Species and variety recommendation for field grown specialty cut flowers in the South.
Many woody plants and natives can make good cut flowers.
Annuals are the most widely grown of the cut flower crops. Topics covered include: Bachelor Buttons, Larkspur, Snapdragon, Stock, Sweet Peas, Ageratum, Aster, Lisianthus, Queen Anne’s Lace, Annual Statice, Caryopteris, Celosia, Broom corn and Colored Corn, Cosmos, Gomphrena, Marigold, Sunflower, Zinnia.
Bulbs may be grown as a repeating perennial crop or removed and replaced after flowering.
Perennials have particular flowering requirements but may be cut for long periods.
Since stem length is a primary objective, flowers that grow on long, unbranched stems are cut as close to the ground as possible.
Cut flowers can be a profitable crop in the Southern U.S. This manual provides basic information on the production of specialty cut flowers.
Keep careful records. With a little attention to scheduling, the Gulf Coast grower can keep cutting the flower field all year except the coldest months of December, January and part of February. Check out what's new in local nurseries.
The quality of cut flowers is determined by freshness, stem length and perfection.
Post harvest handling of specialty cut flowers
Vase life and stem length define quality for specialty cut flowers.
Though the spring crops rarely have any problems except poor drainage, the rest of the warm season sees the same leaf spots and insect damage that are seen on vegetables. sunflowers, celosias and snaps will begin to run into insects as summer sets in, and problems will continue through the fall.
Planting and weed control of specialty cut flowers grown on the Gulf Coast.
Cut flowers are selected for stem length, vase life and especially for suitability for the climate in which they will be grown.
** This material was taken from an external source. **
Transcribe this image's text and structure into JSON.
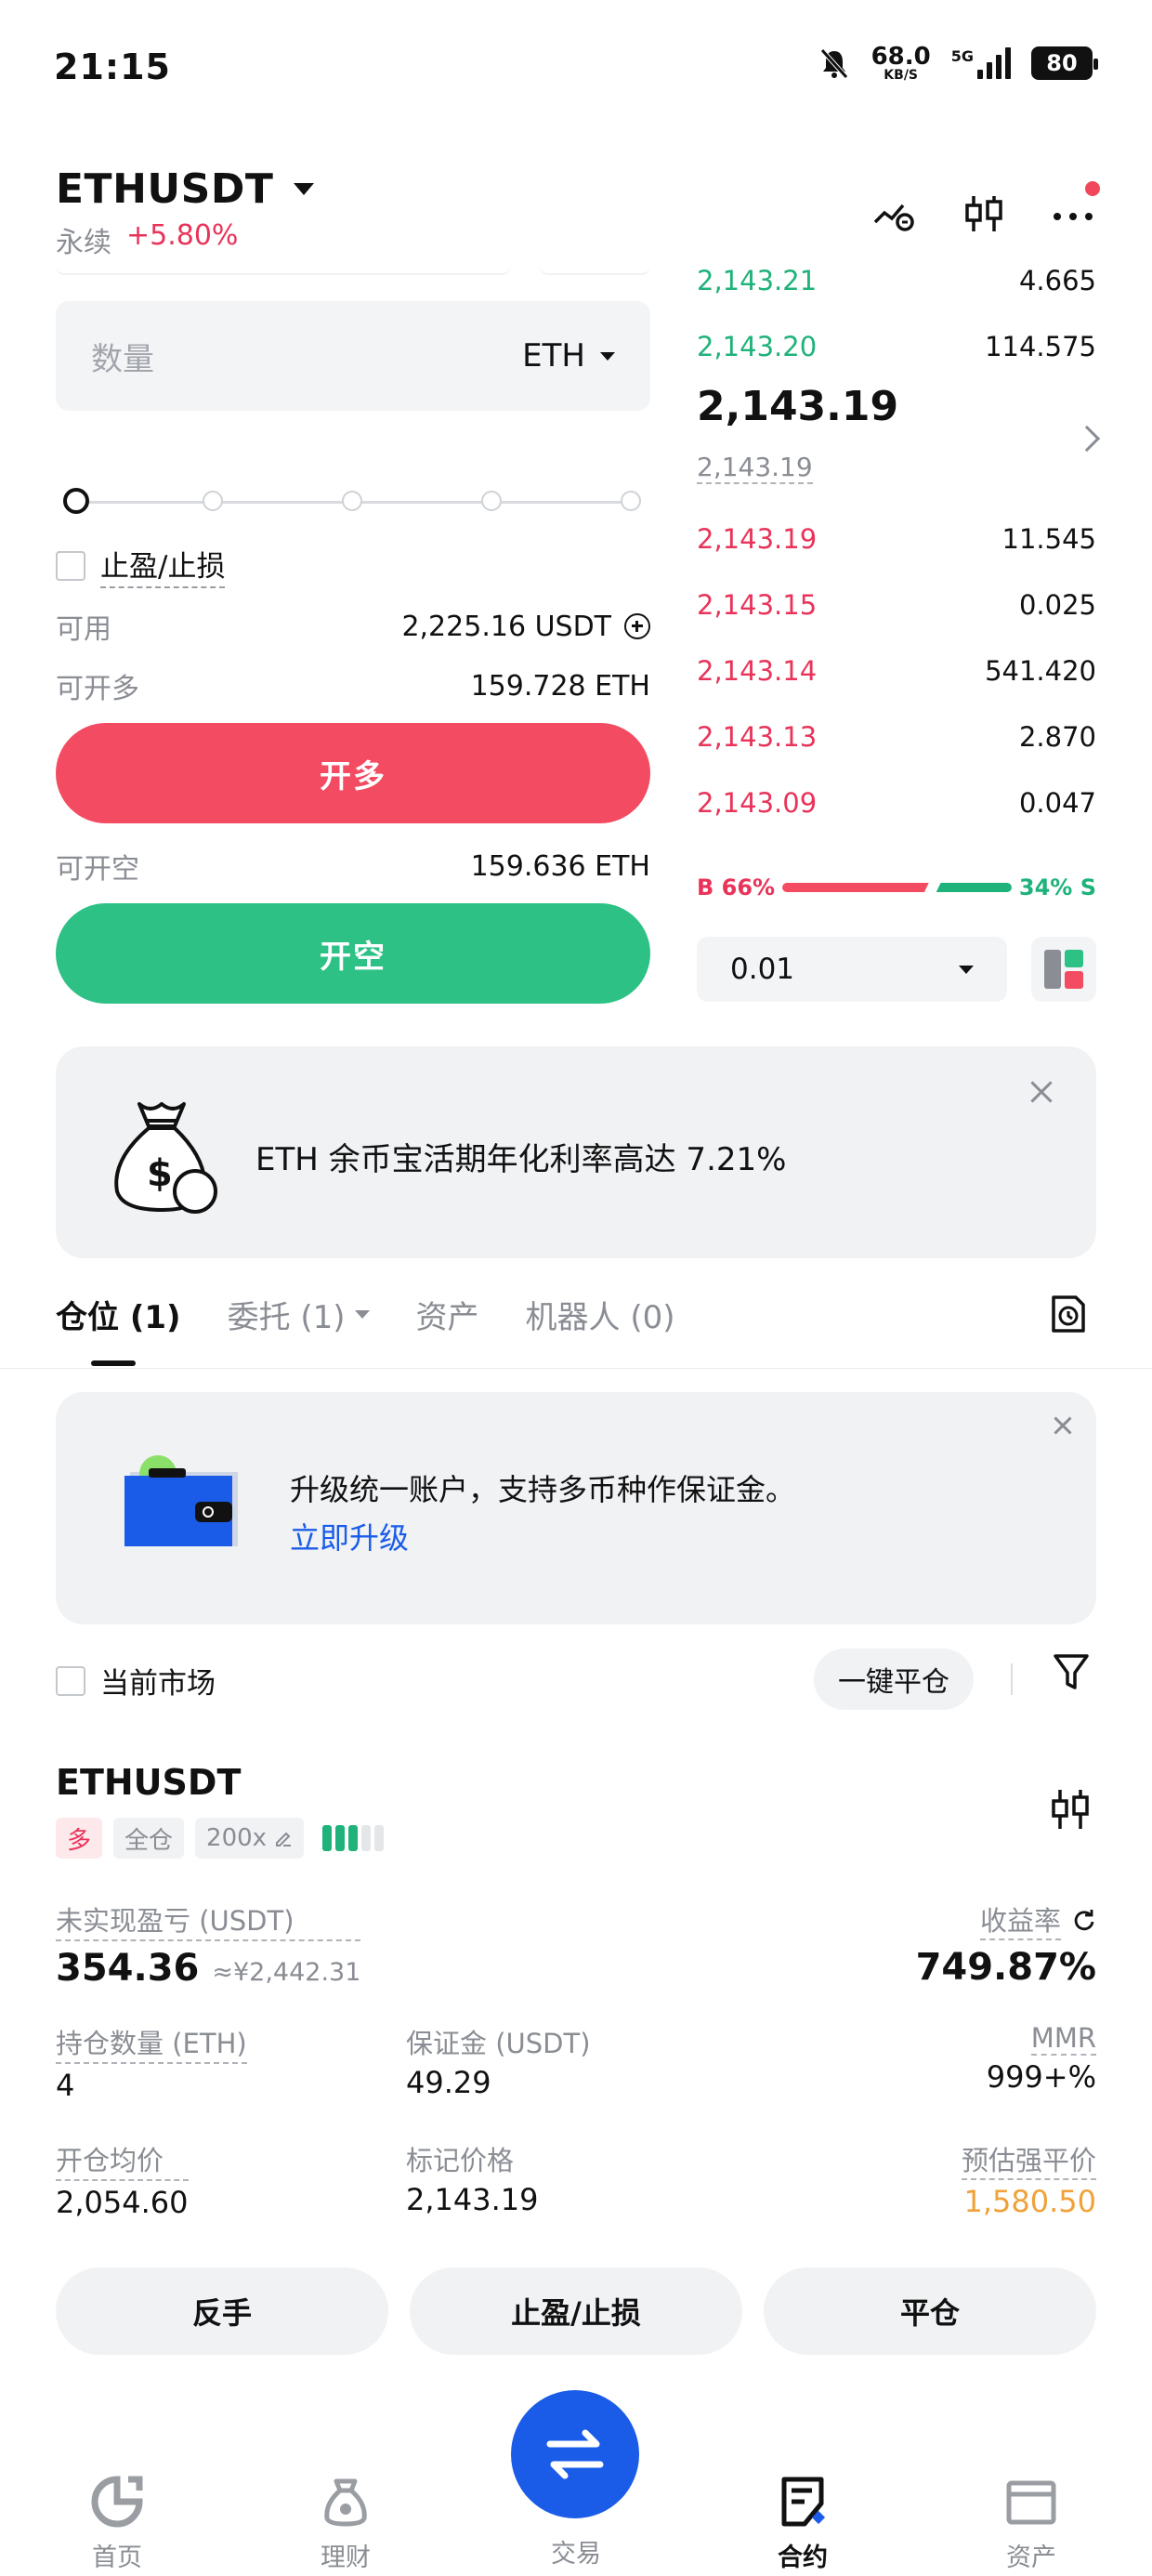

When siting the cut flower plot, give it the same considerations you would give to a vegetable garden -- full sun, good soil, adequate drainage and access to a water source.